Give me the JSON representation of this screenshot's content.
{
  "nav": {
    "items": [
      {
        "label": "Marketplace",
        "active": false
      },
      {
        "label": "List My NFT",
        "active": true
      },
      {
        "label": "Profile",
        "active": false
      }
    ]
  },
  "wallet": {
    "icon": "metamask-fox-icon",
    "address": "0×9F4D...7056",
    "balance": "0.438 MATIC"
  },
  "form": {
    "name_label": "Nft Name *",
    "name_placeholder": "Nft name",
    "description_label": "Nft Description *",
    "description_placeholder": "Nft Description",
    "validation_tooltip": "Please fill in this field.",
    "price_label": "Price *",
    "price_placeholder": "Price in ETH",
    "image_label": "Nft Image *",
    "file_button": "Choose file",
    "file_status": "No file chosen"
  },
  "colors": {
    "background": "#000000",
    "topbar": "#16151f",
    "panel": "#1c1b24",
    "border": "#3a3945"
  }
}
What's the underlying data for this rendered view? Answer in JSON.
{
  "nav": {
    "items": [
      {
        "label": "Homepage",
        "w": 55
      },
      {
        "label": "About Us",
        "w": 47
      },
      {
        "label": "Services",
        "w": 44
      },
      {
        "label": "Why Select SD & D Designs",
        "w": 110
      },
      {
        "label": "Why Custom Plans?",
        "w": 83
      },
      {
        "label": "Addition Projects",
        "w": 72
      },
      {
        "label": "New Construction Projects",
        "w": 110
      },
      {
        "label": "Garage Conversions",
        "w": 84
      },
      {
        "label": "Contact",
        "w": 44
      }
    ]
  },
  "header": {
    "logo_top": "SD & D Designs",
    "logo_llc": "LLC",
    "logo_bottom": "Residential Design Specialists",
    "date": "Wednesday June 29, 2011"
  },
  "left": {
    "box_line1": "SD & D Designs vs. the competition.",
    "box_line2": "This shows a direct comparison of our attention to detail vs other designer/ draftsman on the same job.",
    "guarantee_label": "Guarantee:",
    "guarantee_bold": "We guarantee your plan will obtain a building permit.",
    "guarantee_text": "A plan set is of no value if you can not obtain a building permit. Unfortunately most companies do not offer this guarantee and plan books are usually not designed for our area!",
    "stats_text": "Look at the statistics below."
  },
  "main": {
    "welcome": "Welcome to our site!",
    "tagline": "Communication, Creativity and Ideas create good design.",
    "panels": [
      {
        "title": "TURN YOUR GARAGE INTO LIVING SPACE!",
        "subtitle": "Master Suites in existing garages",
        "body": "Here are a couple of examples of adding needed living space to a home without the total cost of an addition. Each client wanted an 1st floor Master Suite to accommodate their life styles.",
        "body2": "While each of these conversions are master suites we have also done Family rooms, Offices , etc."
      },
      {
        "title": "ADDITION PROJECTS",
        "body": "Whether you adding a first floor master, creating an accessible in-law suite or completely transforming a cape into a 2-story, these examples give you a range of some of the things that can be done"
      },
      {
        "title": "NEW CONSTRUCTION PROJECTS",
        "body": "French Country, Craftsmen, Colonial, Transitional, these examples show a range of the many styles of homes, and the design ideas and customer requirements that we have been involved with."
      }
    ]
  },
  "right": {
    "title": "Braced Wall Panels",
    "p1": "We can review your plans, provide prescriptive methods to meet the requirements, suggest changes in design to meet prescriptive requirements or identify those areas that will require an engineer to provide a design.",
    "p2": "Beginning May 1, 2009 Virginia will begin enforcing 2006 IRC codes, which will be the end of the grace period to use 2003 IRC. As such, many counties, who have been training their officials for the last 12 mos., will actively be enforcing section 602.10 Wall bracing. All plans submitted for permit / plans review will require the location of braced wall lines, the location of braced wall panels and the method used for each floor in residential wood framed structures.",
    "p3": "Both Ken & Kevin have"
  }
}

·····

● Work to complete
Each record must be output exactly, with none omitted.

● Task output
Give me the JSON representation of this screenshot's content.
{
  "nav": {
    "items": [
      {
        "label": "Marketplace",
        "active": false
      },
      {
        "label": "List My NFT",
        "active": true
      },
      {
        "label": "Profile",
        "active": false
      }
    ]
  },
  "wallet": {
    "icon": "metamask-fox-icon",
    "address": "0×9F4D...7056",
    "balance": "0.438 MATIC"
  },
  "form": {
    "name_label": "Nft Name *",
    "name_placeholder": "Nft name",
    "description_label": "Nft Description *",
    "description_placeholder": "Nft Description",
    "validation_tooltip": "Please fill in this field.",
    "price_label": "Price *",
    "price_placeholder": "Price in ETH",
    "image_label": "Nft Image *",
    "file_button": "Choose file",
    "file_status": "No file chosen"
  },
  "colors": {
    "background": "#000000",
    "topbar": "#16151f",
    "panel": "#1c1b24",
    "border": "#3a3945"
  }
}
What's the underlying data for this rendered view? Answer in JSON.
{
  "nav": {
    "items": [
      {
        "label": "Homepage",
        "w": 55
      },
      {
        "label": "About Us",
        "w": 47
      },
      {
        "label": "Services",
        "w": 44
      },
      {
        "label": "Why Select SD & D Designs",
        "w": 110
      },
      {
        "label": "Why Custom Plans?",
        "w": 83
      },
      {
        "label": "Addition Projects",
        "w": 72
      },
      {
        "label": "New Construction Projects",
        "w": 110
      },
      {
        "label": "Garage Conversions",
        "w": 84
      },
      {
        "label": "Contact",
        "w": 44
      }
    ]
  },
  "header": {
    "logo_top": "SD & D Designs",
    "logo_llc": "LLC",
    "logo_bottom": "Residential Design Specialists",
    "date": "Wednesday June 29, 2011"
  },
  "left": {
    "box_line1": "SD & D Designs vs. the competition.",
    "box_line2": "This shows a direct comparison of our attention to detail vs other designer/ draftsman on the same job.",
    "guarantee_label": "Guarantee:",
    "guarantee_bold": "We guarantee your plan will obtain a building permit.",
    "guarantee_text": "A plan set is of no value if you can not obtain a building permit. Unfortunately most companies do not offer this guarantee and plan books are usually not designed for our area!",
    "stats_text": "Look at the statistics below."
  },
  "main": {
    "welcome": "Welcome to our site!",
    "tagline": "Communication, Creativity and Ideas create good design.",
    "panels": [
      {
        "title": "TURN YOUR GARAGE INTO LIVING SPACE!",
        "subtitle": "Master Suites in existing garages",
        "body": "Here are a couple of examples of adding needed living space to a home without the total cost of an addition. Each client wanted an 1st floor Master Suite to accommodate their life styles.",
        "body2": "While each of these conversions are master suites we have also done Family rooms, Offices , etc."
      },
      {
        "title": "ADDITION PROJECTS",
        "body": "Whether you adding a first floor master, creating an accessible in-law suite or completely transforming a cape into a 2-story, these examples give you a range of some of the things that can be done"
      },
      {
        "title": "NEW CONSTRUCTION PROJECTS",
        "body": "French Country, Craftsmen, Colonial, Transitional, these examples show a range of the many styles of homes, and the design ideas and customer requirements that we have been involved with."
      }
    ]
  },
  "right": {
    "title": "Braced Wall Panels",
    "p1": "We can review your plans, provide prescriptive methods to meet the requirements, suggest changes in design to meet prescriptive requirements or identify those areas that will require an engineer to provide a design.",
    "p2": "Beginning May 1, 2009 Virginia will begin enforcing 2006 IRC codes, which will be the end of the grace period to use 2003 IRC. As such, many counties, who have been training their officials for the last 12 mos., will actively be enforcing section 602.10 Wall bracing. All plans submitted for permit / plans review will require the location of braced wall lines, the location of braced wall panels and the method used for each floor in residential wood framed structures.",
    "p3": "Both Ken & Kevin have"
  }
}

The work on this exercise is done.